These two books represent very different approaches to producing a philosophy textbook. The Nature of Mind is described as “an introduction to major themes in the philosophy of mind”. The book is in fact “based on” Peter Carruthers’ earlier book Introducing Persons and, as is therefore to be expected, the focus is on metaphysical questions, in particular those concerning the metaphysics of the self.
There is a chapter on dualism, but also chapters that discuss the identity of a person over time, empiricist conceptions of the soul, and resurrection and reincarnation.
These are not questions that are often central to debates in the philosophy of mind. But this is not a failing of the book, which is clearly written, with a rigorous approach: it introduces students to the issues by carefully constructing and criticising arguments for and against questions such as “when would a disembodied soul after my death be my soul?” This is an ideal way to get students to start thinking philosophically, and the questions are of a kind that students find engaging.
Overall, it is an excellent introduction to issues in personal identity and the self, more suitable for a general introductory philosophy course than for a course whose aim is to introduce topics in the philosophy of mind.
The book does have shortcomings. Although much of the material is reproduced from the earlier version of the book, there are two new chapters, one on empiricist conceptions of the soul and the other on the theory-
theory conception of mental states. The second of these, in particular, which discusses how we should conceive of mental states, is somewhat out of place given that there is no antecedent discussion of the nature of mental states - no discussion, for example, of functionalism or of the propositional attitudes.
The further reading sections at the end of each chapter are brief and out of date, with some sections apparently simply reproduced from the previous version of the book.

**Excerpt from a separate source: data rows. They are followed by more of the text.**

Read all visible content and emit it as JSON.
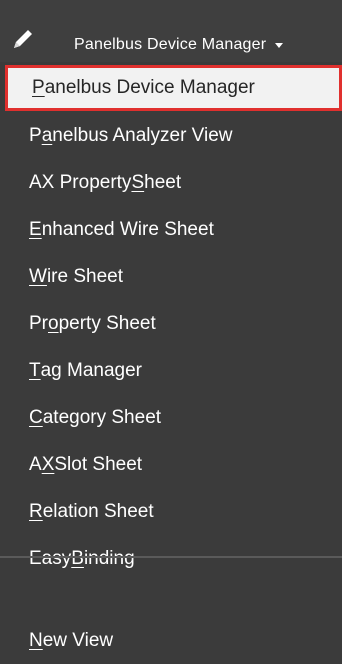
{
  "toolbar": {
    "edit_icon": "pencil-icon",
    "selector_label": "Panelbus Device Manager",
    "selector_icon": "caret-down-icon"
  },
  "menu": {
    "items": [
      {
        "pre": "",
        "key": "P",
        "post": "anelbus Device Manager",
        "selected": true
      },
      {
        "pre": "P",
        "key": "a",
        "post": "nelbus Analyzer View"
      },
      {
        "pre": "AX Property ",
        "key": "S",
        "post": "heet"
      },
      {
        "pre": "",
        "key": "E",
        "post": "nhanced Wire Sheet"
      },
      {
        "pre": "",
        "key": "W",
        "post": "ire Sheet"
      },
      {
        "pre": "Pr",
        "key": "o",
        "post": "perty Sheet"
      },
      {
        "pre": "",
        "key": "T",
        "post": "ag Manager"
      },
      {
        "pre": "",
        "key": "C",
        "post": "ategory Sheet"
      },
      {
        "pre": "A",
        "key": "X",
        "post": " Slot Sheet"
      },
      {
        "pre": "",
        "key": "R",
        "post": "elation Sheet"
      },
      {
        "pre": "Easy ",
        "key": "B",
        "post": "inding"
      },
      {
        "pre": "",
        "key": "N",
        "post": "ew View"
      }
    ]
  }
}
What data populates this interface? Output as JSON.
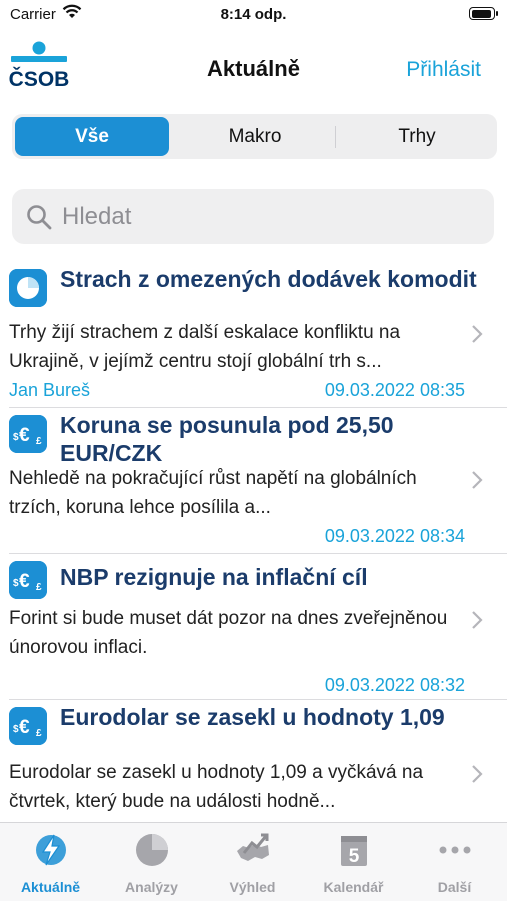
{
  "status_bar": {
    "carrier": "Carrier",
    "time": "8:14 odp."
  },
  "header": {
    "logo_text": "ČSOB",
    "title": "Aktuálně",
    "login_label": "Přihlásit"
  },
  "segments": [
    {
      "label": "Vše",
      "selected": true
    },
    {
      "label": "Makro",
      "selected": false
    },
    {
      "label": "Trhy",
      "selected": false
    }
  ],
  "search": {
    "placeholder": "Hledat",
    "value": ""
  },
  "articles": [
    {
      "icon": "pie-chart-icon",
      "title": "Strach z omezených dodávek komodit",
      "summary": "Trhy žijí strachem z další eskalace konfliktu na Ukrajině, v jejímž centru stojí globální trh s...",
      "author": "Jan Bureš",
      "date": "09.03.2022 08:35"
    },
    {
      "icon": "currency-icon",
      "title": "Koruna se posunula pod 25,50 EUR/CZK",
      "summary": "Nehledě na pokračující růst napětí na globálních trzích, koruna lehce posílila a...",
      "author": "",
      "date": "09.03.2022 08:34"
    },
    {
      "icon": "currency-icon",
      "title": "NBP rezignuje na inflační cíl",
      "summary": "Forint si bude muset dát pozor na dnes zveřejněnou únorovou inflaci.",
      "author": "",
      "date": "09.03.2022 08:32"
    },
    {
      "icon": "currency-icon",
      "title": "Eurodolar se zasekl u hodnoty 1,09",
      "summary": "Eurodolar se zasekl u hodnoty 1,09 a vyčkává na čtvrtek, který bude na události hodně...",
      "author": "",
      "date": ""
    }
  ],
  "tabs": [
    {
      "label": "Aktuálně",
      "icon": "news-bolt-icon",
      "active": true
    },
    {
      "label": "Analýzy",
      "icon": "pie-chart-icon",
      "active": false
    },
    {
      "label": "Výhled",
      "icon": "map-outlook-icon",
      "active": false
    },
    {
      "label": "Kalendář",
      "icon": "calendar-icon",
      "active": false,
      "badge": "5"
    },
    {
      "label": "Další",
      "icon": "more-icon",
      "active": false
    }
  ],
  "colors": {
    "accent": "#1c8fd4",
    "link": "#1aa3d9",
    "title": "#1b3c6b",
    "brand_navy": "#003366"
  }
}
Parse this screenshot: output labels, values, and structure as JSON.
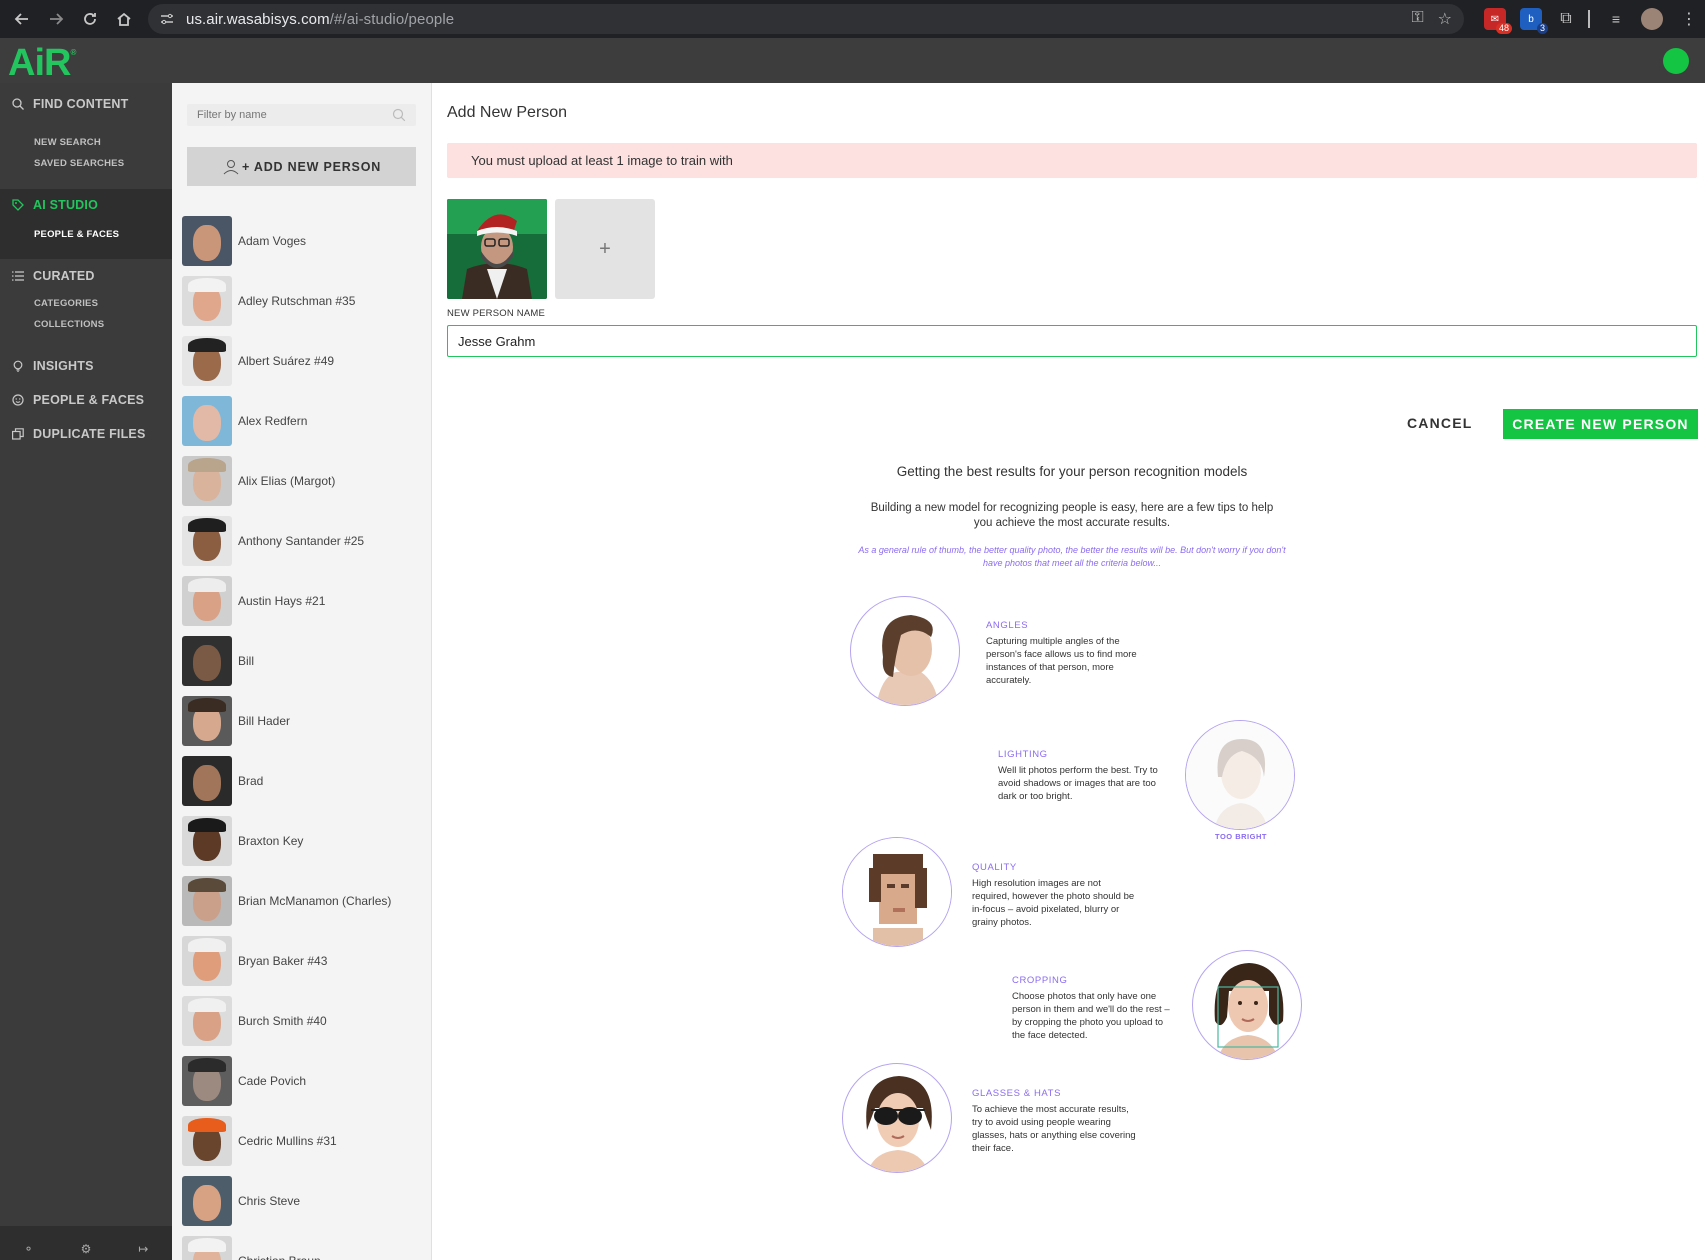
{
  "browser": {
    "url_host": "us.air.wasabisys.com",
    "url_path": "/#/ai-studio/people",
    "ext_badge_1": "48",
    "ext_badge_2": "3"
  },
  "header": {
    "logo_text": "AiR",
    "logo_mark": "®"
  },
  "leftnav": {
    "find_content": "FIND CONTENT",
    "new_search": "NEW SEARCH",
    "saved_searches": "SAVED SEARCHES",
    "ai_studio": "AI STUDIO",
    "people_faces_sub": "PEOPLE & FACES",
    "curated": "CURATED",
    "categories": "CATEGORIES",
    "collections": "COLLECTIONS",
    "insights": "INSIGHTS",
    "people_faces": "PEOPLE & FACES",
    "duplicate_files": "DUPLICATE FILES"
  },
  "people_panel": {
    "filter_placeholder": "Filter by name",
    "add_button": "+ ADD NEW PERSON",
    "people": [
      {
        "name": "Adam Voges",
        "skin": "#c9967a",
        "bg": "#4a5565",
        "cap": ""
      },
      {
        "name": "Adley Rutschman #35",
        "skin": "#e0a78c",
        "bg": "#dcdcdc",
        "cap": "#f2f2f2"
      },
      {
        "name": "Albert Suárez #49",
        "skin": "#9a6a4b",
        "bg": "#e6e6e6",
        "cap": "#222222"
      },
      {
        "name": "Alex Redfern",
        "skin": "#e2b8a6",
        "bg": "#7fb7d9",
        "cap": ""
      },
      {
        "name": "Alix Elias (Margot)",
        "skin": "#d9b39c",
        "bg": "#c9c9c9",
        "cap": "#b9a48c"
      },
      {
        "name": "Anthony Santander #25",
        "skin": "#8b5e42",
        "bg": "#e4e4e4",
        "cap": "#1f1f1f"
      },
      {
        "name": "Austin Hays #21",
        "skin": "#d9a186",
        "bg": "#d0d0d0",
        "cap": "#ededed"
      },
      {
        "name": "Bill",
        "skin": "#7a5a45",
        "bg": "#303030",
        "cap": ""
      },
      {
        "name": "Bill Hader",
        "skin": "#d6a98f",
        "bg": "#5a5a5a",
        "cap": "#3a2c22"
      },
      {
        "name": "Brad",
        "skin": "#a0755a",
        "bg": "#2a2a2a",
        "cap": ""
      },
      {
        "name": "Braxton Key",
        "skin": "#5c3a26",
        "bg": "#d9d9d9",
        "cap": "#1a1a1a"
      },
      {
        "name": "Brian McManamon (Charles)",
        "skin": "#caa08a",
        "bg": "#b9b9b9",
        "cap": "#5a4a3a"
      },
      {
        "name": "Bryan Baker #43",
        "skin": "#e09d7c",
        "bg": "#d7d7d7",
        "cap": "#f0f0f0"
      },
      {
        "name": "Burch Smith #40",
        "skin": "#d9a286",
        "bg": "#dcdcdc",
        "cap": "#f0f0f0"
      },
      {
        "name": "Cade Povich",
        "skin": "#9c8a80",
        "bg": "#5e5e5e",
        "cap": "#2b2b2b"
      },
      {
        "name": "Cedric Mullins #31",
        "skin": "#6a452e",
        "bg": "#d9d9d9",
        "cap": "#e85c1c"
      },
      {
        "name": "Chris Steve",
        "skin": "#d7a184",
        "bg": "#4e5d6a",
        "cap": ""
      },
      {
        "name": "Christian Braun",
        "skin": "#e0b39a",
        "bg": "#d6d6d6",
        "cap": "#f2f2f2"
      }
    ]
  },
  "main": {
    "title": "Add New Person",
    "alert": "You must upload at least 1 image to train with",
    "name_label": "NEW PERSON NAME",
    "name_value": "Jesse Grahm",
    "cancel": "CANCEL",
    "create": "CREATE NEW PERSON",
    "tips_title": "Getting the best results for your person recognition models",
    "tips_intro": "Building a new model for recognizing people is easy, here are a few tips to help you achieve the most accurate results.",
    "tips_note": "As a general rule of thumb, the better quality photo, the better the results will be. But don't worry if you don't have photos that meet all the criteria below...",
    "tips": {
      "angles_title": "ANGLES",
      "angles_text": "Capturing multiple angles of the person's face allows us to find more instances of that person, more accurately.",
      "lighting_title": "LIGHTING",
      "lighting_text": "Well lit photos perform the best. Try to avoid shadows or images that are too dark or too bright.",
      "lighting_caption": "TOO BRIGHT",
      "quality_title": "QUALITY",
      "quality_text": "High resolution images are not required, however the photo should be in-focus – avoid pixelated, blurry or grainy photos.",
      "cropping_title": "CROPPING",
      "cropping_text": "Choose photos that only have one person in them and we'll do the rest – by cropping the photo you upload to the face detected.",
      "glasses_title": "GLASSES & HATS",
      "glasses_text": "To achieve the most accurate results, try to avoid using people wearing glasses, hats or anything else covering their face."
    }
  },
  "colors": {
    "brand_green": "#22c55e",
    "button_green": "#14c443",
    "tip_purple": "#8b6cf0",
    "alert_bg": "#fde0e0"
  }
}
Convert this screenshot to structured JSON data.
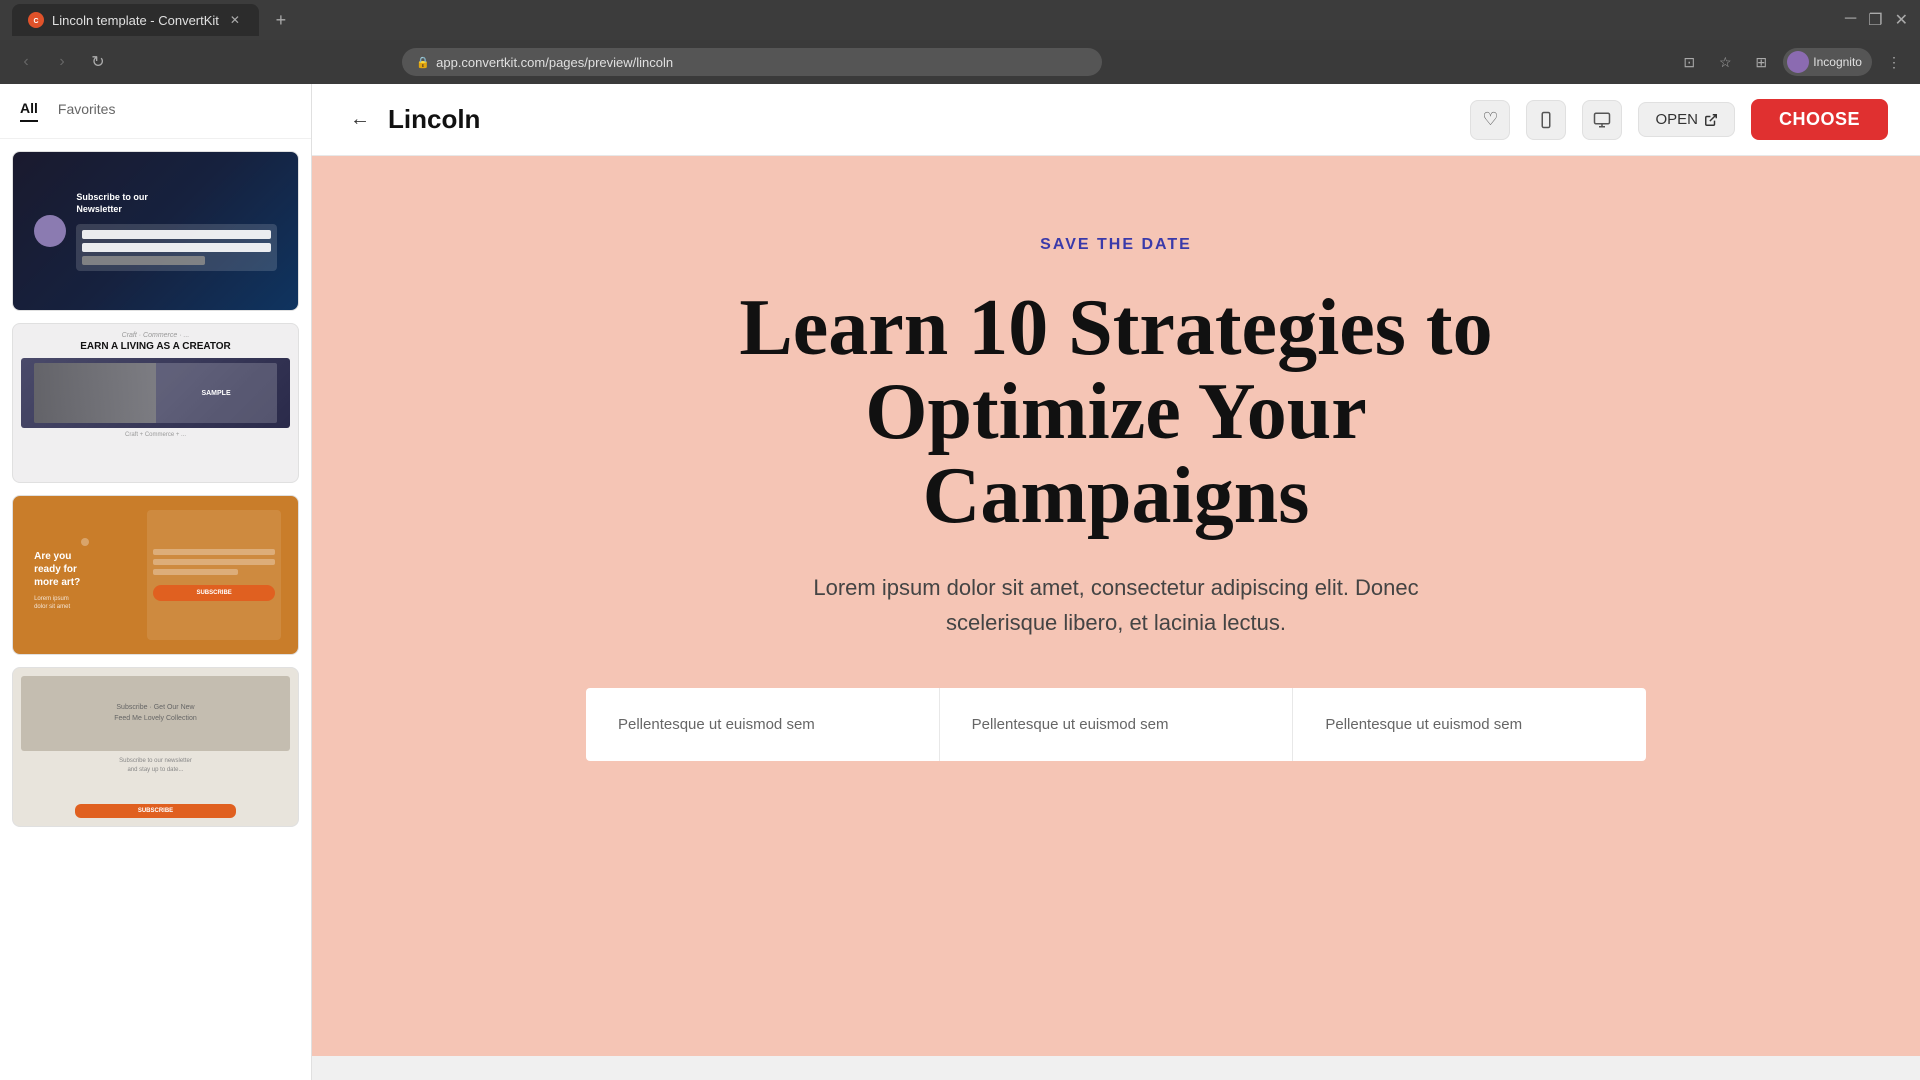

There is, furthermore, no indication of the relevance or usefulness of particular pieces of suggested reading, which would have rendered these sections far more helpful. The original version of this book was very good, but the new version has added little to it.
Philosophy of Mind is a substantial 50-chapter anthology of historical extracts and journal articles divided into 12 sections covering major topics in the
philosophy of mind. The coverage is fairly wide, but the emphasis is on metaphysical issues, with sections on behaviourism, the identity theory, functionalism, eliminitivism, reductionism, consciousness, and a nice selection of papers that discuss challenges to contemporary materialism.
Overall, this is a well-balanced collection, and considerable care has been taken in selecting papers. The aim seems to have been to provide a good overview of the debate in each area, and the articles have been well chosen to achieve this. Students who read the five or so papers in a section will be provided with a substantial introduction to the relevant issues.
Anthologies are attractive for teaching because introductory textbooks, no matter how good, are somewhat divorced from published articles: they present the author’s interpretation of an argument, rather than encouraging students to develop their own. Furthermore, students need to learn how to read and interpret philosophy papers,
and textbooks do not much help them to do that, at least not directly. But anthologies have their drawbacks: without guidance, students can find journal articles difficult to understand.
This anthology goes a long way to overcoming that problem, by the inclusion of a substantial introductory essay to each section. These essays are uniformly excellent. They do not provide a detailed breakdown of the argument of each paper; rather they explain the context of whatever debate the papers discuss; they give an indication of how the papers relate to one another; and they introduce and explain some of the more difficult concepts used in that debate.
In total, the introductory
material amounts to a short textbook of about 130 pages. It is written in a clear and straightforward way, and I think it will be enormously helpful to students. Each section concludes with a list of suggested further readings, prefaced with a guide that indicates the contents of the readings and how they relate to the anthologised papers, as well as their level of difficulty. The thought that has gone into producing this anthology makes it one of the best of its kind.
Matthew Nudds is lecturer in philosophy, Edinburgh University.
The Nature of the Mind: An Introduction. First edition
Author - Peter Carruthers
Publisher - Routledge
Pages - 308
Price - £60.00 and £16.99
ISBN - 0 415 29994 2 and 29995 0